Information given
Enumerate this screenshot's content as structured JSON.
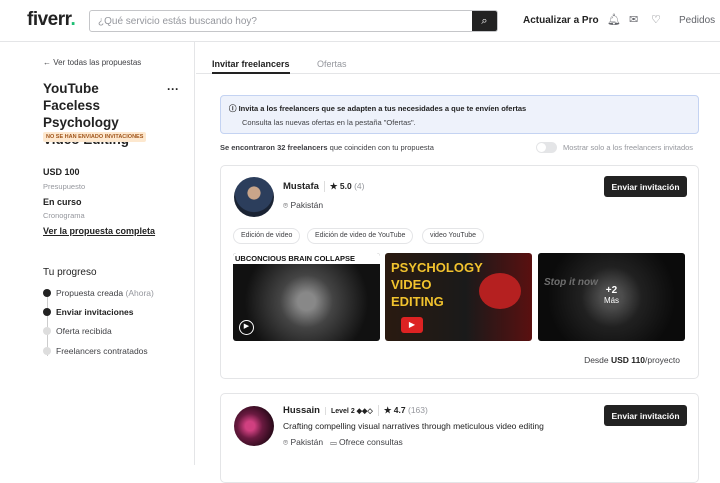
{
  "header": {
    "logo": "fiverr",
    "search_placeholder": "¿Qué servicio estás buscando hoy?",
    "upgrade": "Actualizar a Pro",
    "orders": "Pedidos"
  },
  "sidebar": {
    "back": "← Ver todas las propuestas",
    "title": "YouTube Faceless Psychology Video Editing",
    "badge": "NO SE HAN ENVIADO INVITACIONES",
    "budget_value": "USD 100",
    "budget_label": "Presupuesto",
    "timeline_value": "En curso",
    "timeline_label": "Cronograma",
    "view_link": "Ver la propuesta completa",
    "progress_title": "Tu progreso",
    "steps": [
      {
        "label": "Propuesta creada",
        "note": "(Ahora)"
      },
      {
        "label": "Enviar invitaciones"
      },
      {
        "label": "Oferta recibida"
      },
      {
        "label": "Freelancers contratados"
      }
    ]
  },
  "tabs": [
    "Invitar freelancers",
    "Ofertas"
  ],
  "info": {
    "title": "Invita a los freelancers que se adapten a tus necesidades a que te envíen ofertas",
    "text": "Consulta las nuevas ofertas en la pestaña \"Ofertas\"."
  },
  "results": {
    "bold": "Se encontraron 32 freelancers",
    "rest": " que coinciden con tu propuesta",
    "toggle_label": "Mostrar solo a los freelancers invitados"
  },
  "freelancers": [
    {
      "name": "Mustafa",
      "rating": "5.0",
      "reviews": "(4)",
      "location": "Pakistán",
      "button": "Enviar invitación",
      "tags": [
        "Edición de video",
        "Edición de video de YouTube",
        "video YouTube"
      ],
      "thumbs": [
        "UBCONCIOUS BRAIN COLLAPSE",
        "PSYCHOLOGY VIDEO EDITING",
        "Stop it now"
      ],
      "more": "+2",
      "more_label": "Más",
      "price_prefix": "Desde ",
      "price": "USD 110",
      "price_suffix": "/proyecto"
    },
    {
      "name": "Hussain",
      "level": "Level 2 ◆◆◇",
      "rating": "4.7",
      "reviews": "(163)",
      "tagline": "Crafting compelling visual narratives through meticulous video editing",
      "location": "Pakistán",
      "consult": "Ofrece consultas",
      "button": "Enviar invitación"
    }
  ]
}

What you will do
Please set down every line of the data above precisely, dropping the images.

Worked solution
Enumerate this screenshot's content as structured JSON.
{
  "header": {
    "logo": "fiverr",
    "search_placeholder": "¿Qué servicio estás buscando hoy?",
    "upgrade": "Actualizar a Pro",
    "orders": "Pedidos"
  },
  "sidebar": {
    "back": "← Ver todas las propuestas",
    "title": "YouTube Faceless Psychology Video Editing",
    "badge": "NO SE HAN ENVIADO INVITACIONES",
    "budget_value": "USD 100",
    "budget_label": "Presupuesto",
    "timeline_value": "En curso",
    "timeline_label": "Cronograma",
    "view_link": "Ver la propuesta completa",
    "progress_title": "Tu progreso",
    "steps": [
      {
        "label": "Propuesta creada",
        "note": "(Ahora)"
      },
      {
        "label": "Enviar invitaciones"
      },
      {
        "label": "Oferta recibida"
      },
      {
        "label": "Freelancers contratados"
      }
    ]
  },
  "tabs": [
    "Invitar freelancers",
    "Ofertas"
  ],
  "info": {
    "title": "Invita a los freelancers que se adapten a tus necesidades a que te envíen ofertas",
    "text": "Consulta las nuevas ofertas en la pestaña \"Ofertas\"."
  },
  "results": {
    "bold": "Se encontraron 32 freelancers",
    "rest": " que coinciden con tu propuesta",
    "toggle_label": "Mostrar solo a los freelancers invitados"
  },
  "freelancers": [
    {
      "name": "Mustafa",
      "rating": "5.0",
      "reviews": "(4)",
      "location": "Pakistán",
      "button": "Enviar invitación",
      "tags": [
        "Edición de video",
        "Edición de video de YouTube",
        "video YouTube"
      ],
      "thumbs": [
        "UBCONCIOUS BRAIN COLLAPSE",
        "PSYCHOLOGY VIDEO EDITING",
        "Stop it now"
      ],
      "more": "+2",
      "more_label": "Más",
      "price_prefix": "Desde ",
      "price": "USD 110",
      "price_suffix": "/proyecto"
    },
    {
      "name": "Hussain",
      "level": "Level 2 ◆◆◇",
      "rating": "4.7",
      "reviews": "(163)",
      "tagline": "Crafting compelling visual narratives through meticulous video editing",
      "location": "Pakistán",
      "consult": "Ofrece consultas",
      "button": "Enviar invitación"
    }
  ]
}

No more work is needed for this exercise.